Other areas of under-representation in the House of Commons include:

■ Ethnic diversity. The number of black and minority ethnic (BAME) MPs rose from 41 to 52 at the 2017 general election, but this is only 8% of the house, compared to 14% of the population.Even though the parliament elected in 2019 was the most diverse yet with around 10% of MPs from a minority ethnic background, the Electoral Commission reported in November 2019 that 25% of black voters in Great Britain and 24% of Asian voters had not yet registered to vote. Pressure groups such as Operation Black Vote focus their efforts on ensuring minority ethnic groups register and then turn out to vote Gender,Age,Ethnicity and Region 

■ Age. Young and older people are under-represented in the Commons, with most MPs being in the 35 to 55 age range. The SNP’s Mhairi Black was only 20 when first elected in 2015 – the youngest MP to be elected since 1832. Sexual orientation. 45 MPs elected in 2017 define themselves as lesbian, gay or bisexual, the highest number in the world.

■ Education. 29% of MPs elected in 2017 attended a fee-paying school, compared to 7% of voters, but the number is in long-term decline. Nine out of ten MPs are university graduates.

■ Social class. The number of MPs who previously had manual occupations has been falling.Only about 1% of the current crop of Tory MPs (2022) entered parliament from a working-class job, according to new research that suggests a growing “representation gap” in parliament.  MPs who worked in business are more likely to be Conservatives and those who worked in the public sector (e.g. teachers) Labour. 28% of Labour MPs came from working-class jobs after the 1987 election – the proportion has since halved  Just 7% of all MPs can be considered “working class”, compared with 34% of all UK working-age adults. (The analysis, by researchers of the Institute for Public Policy Research (IPPR- 2022)

Angela Rayner, Labour’s deputy leader, called for cross-party action to improve access. “When I first went into parliament it was like going into Hogwarts,” she said. “It can be intimidating to think of all the people who have stood at the dispatch box before me, as well as mixing with people from huge wealth, privilege and with expensive education. 

Constituency Representation

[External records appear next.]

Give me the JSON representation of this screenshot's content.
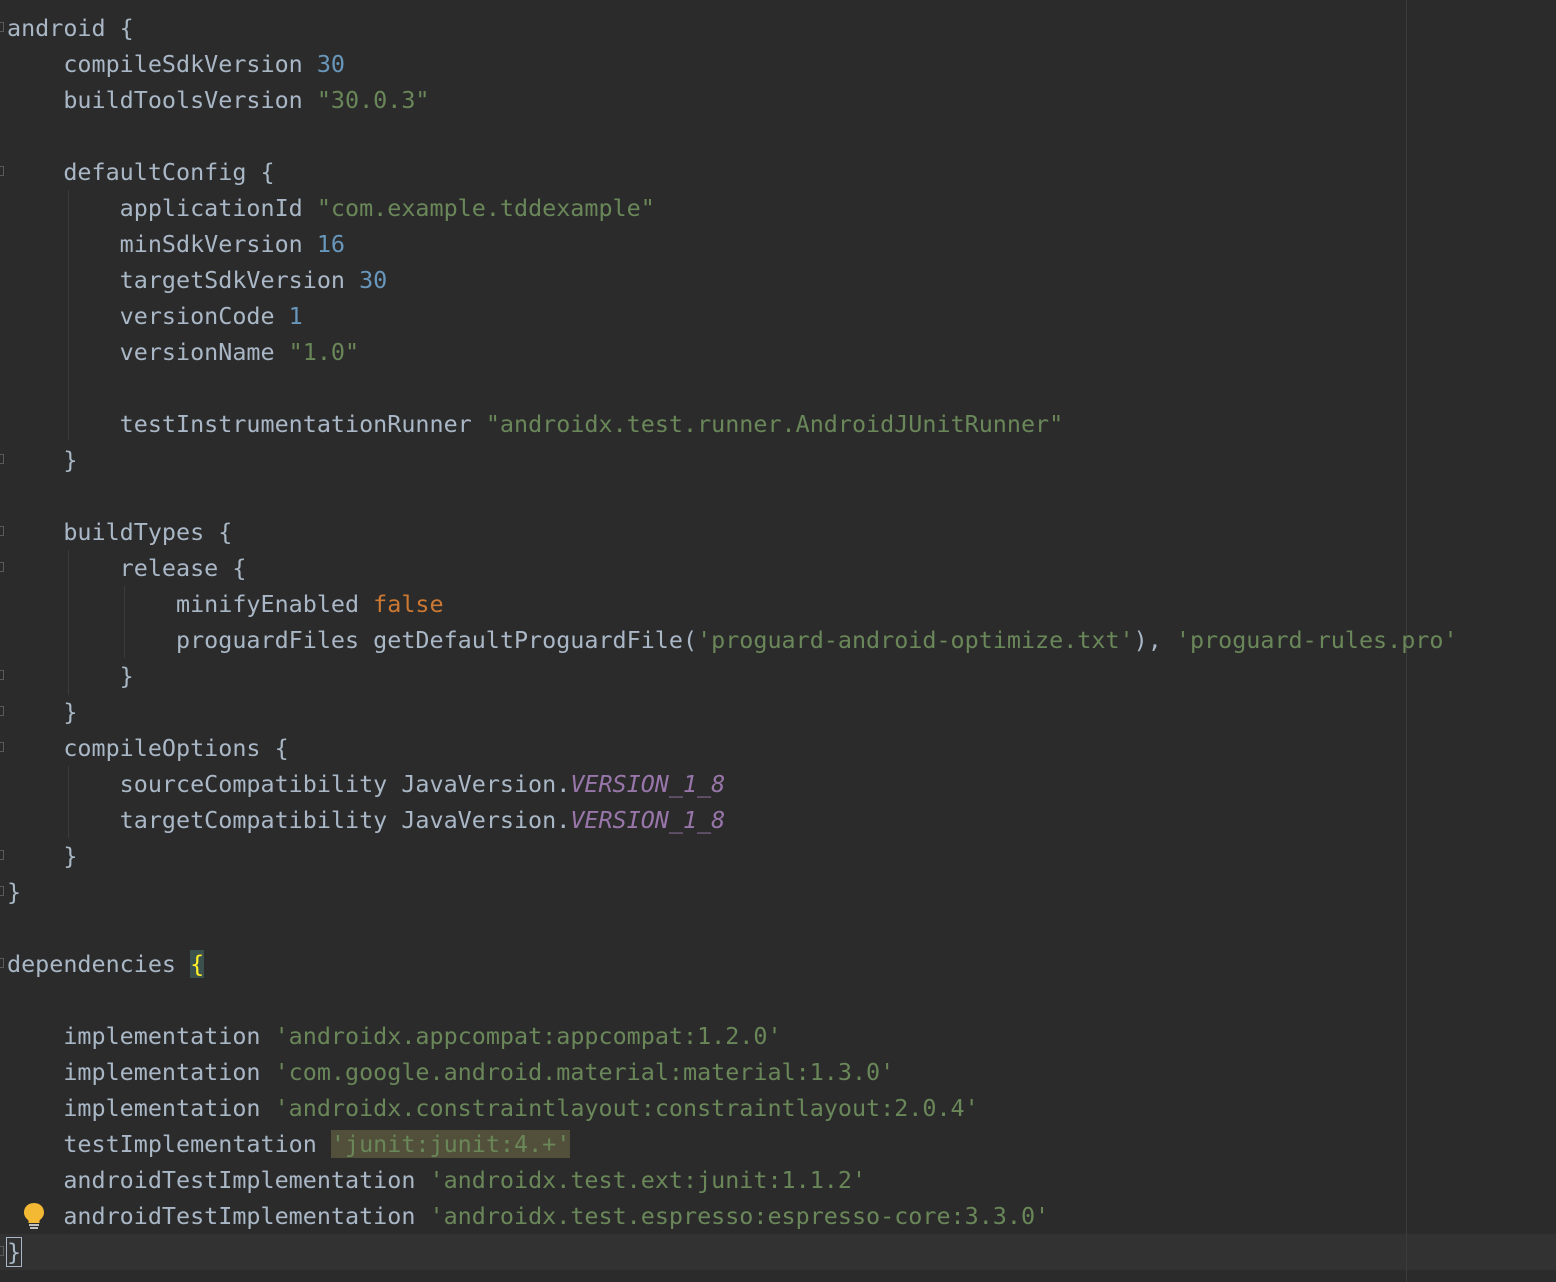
{
  "editor": {
    "lines": [
      {
        "indent": 0,
        "tokens": [
          {
            "t": "android {",
            "c": "plain"
          }
        ]
      },
      {
        "indent": 1,
        "tokens": [
          {
            "t": "compileSdkVersion ",
            "c": "plain"
          },
          {
            "t": "30",
            "c": "num"
          }
        ]
      },
      {
        "indent": 1,
        "tokens": [
          {
            "t": "buildToolsVersion ",
            "c": "plain"
          },
          {
            "t": "\"30.0.3\"",
            "c": "str"
          }
        ]
      },
      {
        "indent": 0,
        "tokens": []
      },
      {
        "indent": 1,
        "tokens": [
          {
            "t": "defaultConfig {",
            "c": "plain"
          }
        ]
      },
      {
        "indent": 2,
        "tokens": [
          {
            "t": "applicationId ",
            "c": "plain"
          },
          {
            "t": "\"com.example.tddexample\"",
            "c": "str"
          }
        ]
      },
      {
        "indent": 2,
        "tokens": [
          {
            "t": "minSdkVersion ",
            "c": "plain"
          },
          {
            "t": "16",
            "c": "num"
          }
        ]
      },
      {
        "indent": 2,
        "tokens": [
          {
            "t": "targetSdkVersion ",
            "c": "plain"
          },
          {
            "t": "30",
            "c": "num"
          }
        ]
      },
      {
        "indent": 2,
        "tokens": [
          {
            "t": "versionCode ",
            "c": "plain"
          },
          {
            "t": "1",
            "c": "num"
          }
        ]
      },
      {
        "indent": 2,
        "tokens": [
          {
            "t": "versionName ",
            "c": "plain"
          },
          {
            "t": "\"1.0\"",
            "c": "str"
          }
        ]
      },
      {
        "indent": 0,
        "tokens": []
      },
      {
        "indent": 2,
        "tokens": [
          {
            "t": "testInstrumentationRunner ",
            "c": "plain"
          },
          {
            "t": "\"androidx.test.runner.AndroidJUnitRunner\"",
            "c": "str"
          }
        ]
      },
      {
        "indent": 1,
        "tokens": [
          {
            "t": "}",
            "c": "plain"
          }
        ]
      },
      {
        "indent": 0,
        "tokens": []
      },
      {
        "indent": 1,
        "tokens": [
          {
            "t": "buildTypes {",
            "c": "plain"
          }
        ]
      },
      {
        "indent": 2,
        "tokens": [
          {
            "t": "release {",
            "c": "plain"
          }
        ]
      },
      {
        "indent": 3,
        "tokens": [
          {
            "t": "minifyEnabled ",
            "c": "plain"
          },
          {
            "t": "false",
            "c": "kw"
          }
        ]
      },
      {
        "indent": 3,
        "tokens": [
          {
            "t": "proguardFiles getDefaultProguardFile(",
            "c": "plain"
          },
          {
            "t": "'proguard-android-optimize.txt'",
            "c": "str"
          },
          {
            "t": "), ",
            "c": "plain"
          },
          {
            "t": "'proguard-rules.pro'",
            "c": "str"
          }
        ]
      },
      {
        "indent": 2,
        "tokens": [
          {
            "t": "}",
            "c": "plain"
          }
        ]
      },
      {
        "indent": 1,
        "tokens": [
          {
            "t": "}",
            "c": "plain"
          }
        ]
      },
      {
        "indent": 1,
        "tokens": [
          {
            "t": "compileOptions {",
            "c": "plain"
          }
        ]
      },
      {
        "indent": 2,
        "tokens": [
          {
            "t": "sourceCompatibility JavaVersion.",
            "c": "plain"
          },
          {
            "t": "VERSION_1_8",
            "c": "const"
          }
        ]
      },
      {
        "indent": 2,
        "tokens": [
          {
            "t": "targetCompatibility JavaVersion.",
            "c": "plain"
          },
          {
            "t": "VERSION_1_8",
            "c": "const"
          }
        ]
      },
      {
        "indent": 1,
        "tokens": [
          {
            "t": "}",
            "c": "plain"
          }
        ]
      },
      {
        "indent": 0,
        "tokens": [
          {
            "t": "}",
            "c": "plain"
          }
        ]
      },
      {
        "indent": 0,
        "tokens": []
      },
      {
        "indent": 0,
        "tokens": [
          {
            "t": "dependencies ",
            "c": "plain"
          },
          {
            "t": "{",
            "c": "brace-match"
          }
        ]
      },
      {
        "indent": 0,
        "tokens": []
      },
      {
        "indent": 1,
        "tokens": [
          {
            "t": "implementation ",
            "c": "plain"
          },
          {
            "t": "'androidx.appcompat:appcompat:1.2.0'",
            "c": "str"
          }
        ]
      },
      {
        "indent": 1,
        "tokens": [
          {
            "t": "implementation ",
            "c": "plain"
          },
          {
            "t": "'com.google.android.material:material:1.3.0'",
            "c": "str"
          }
        ]
      },
      {
        "indent": 1,
        "tokens": [
          {
            "t": "implementation ",
            "c": "plain"
          },
          {
            "t": "'androidx.constraintlayout:constraintlayout:2.0.4'",
            "c": "str"
          }
        ]
      },
      {
        "indent": 1,
        "tokens": [
          {
            "t": "testImplementation ",
            "c": "plain"
          },
          {
            "t": "'junit:junit:4.+'",
            "c": "str str-hl"
          }
        ]
      },
      {
        "indent": 1,
        "tokens": [
          {
            "t": "androidTestImplementation ",
            "c": "plain"
          },
          {
            "t": "'androidx.test.ext:junit:1.1.2'",
            "c": "str"
          }
        ]
      },
      {
        "indent": 1,
        "tokens": [
          {
            "t": "androidTestImplementation ",
            "c": "plain"
          },
          {
            "t": "'androidx.test.espresso:espresso-core:3.3.0'",
            "c": "str"
          }
        ]
      },
      {
        "indent": 0,
        "tokens": [
          {
            "t": "}",
            "c": "plain brace-caret"
          }
        ]
      }
    ]
  },
  "colors": {
    "background": "#2b2b2b",
    "caret_row": "#323232",
    "default_text": "#a9b7c6",
    "number": "#6897bb",
    "string": "#6a8759",
    "keyword": "#cc7832",
    "constant": "#9876aa",
    "brace_match": "#ffef28"
  },
  "icons": {
    "intention": "lightbulb-icon"
  }
}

Individual constituents approach their MP for help if they are in dispute with a public body such as the HMRC over tax, or the Benefits Agency over welfare payments. Indeed, constituency work of this kind takes up much of the average MP’s time. Most MPs hold regular ‘surgeries’ when constituents can bring their problems to his or her attention. If MPs feel their constituents have a good case, they will try to put things right on their behalf. This function is often described as the redress of grievances.

MPs do not only represent the concerns of their constituents, they often also pursue the interests of a section of society or a particular cause. This is often the result of their background or personal interests  before they became MPs. For example, members of trade unions will tend to support their former fellow workers, while former business leaders will support their former industry. All pressure groups try to recruit MPs to their cause as it gives them exposure in Parliament. Organisations such as the Countryside Alliance, Friends of the Earth and Age UK all enjoy the support of groups of MPs.

Whiled lobbying in the USA is on a much greater scale this  raises a question about the influence of lobby groups on the UK.

MPs have also formed themselves into groups to pursue a particular interest or cause. Among these have been all-party parliamentary groups on these subjects: